• _YOUR GOAL_
All of the data should be given again word for word, though the images are to be left out.

+++

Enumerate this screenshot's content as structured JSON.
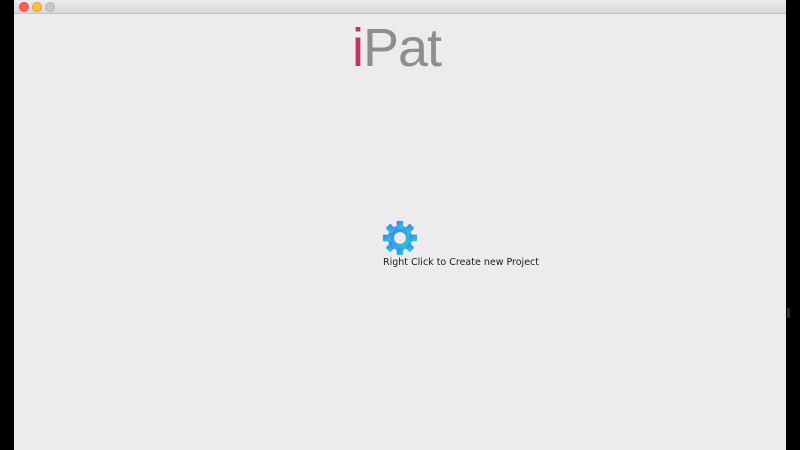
{
  "app": {
    "logo_i": "i",
    "logo_rest": "Pat"
  },
  "main": {
    "hint_text": "Right Click to Create new Project",
    "gear_icon": "gear-icon"
  },
  "colors": {
    "logo_i": "#c0365a",
    "logo_rest": "#8e8e8e",
    "background": "#edebee",
    "gear_top": "#3a8df2",
    "gear_bottom": "#35d6a6"
  }
}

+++

• _YOUR SOLUTION_
Enumerate this screenshot's content as structured JSON.
{
  "app": {
    "logo_i": "i",
    "logo_rest": "Pat"
  },
  "main": {
    "hint_text": "Right Click to Create new Project",
    "gear_icon": "gear-icon"
  },
  "colors": {
    "logo_i": "#c0365a",
    "logo_rest": "#8e8e8e",
    "background": "#edebee",
    "gear_top": "#3a8df2",
    "gear_bottom": "#35d6a6"
  }
}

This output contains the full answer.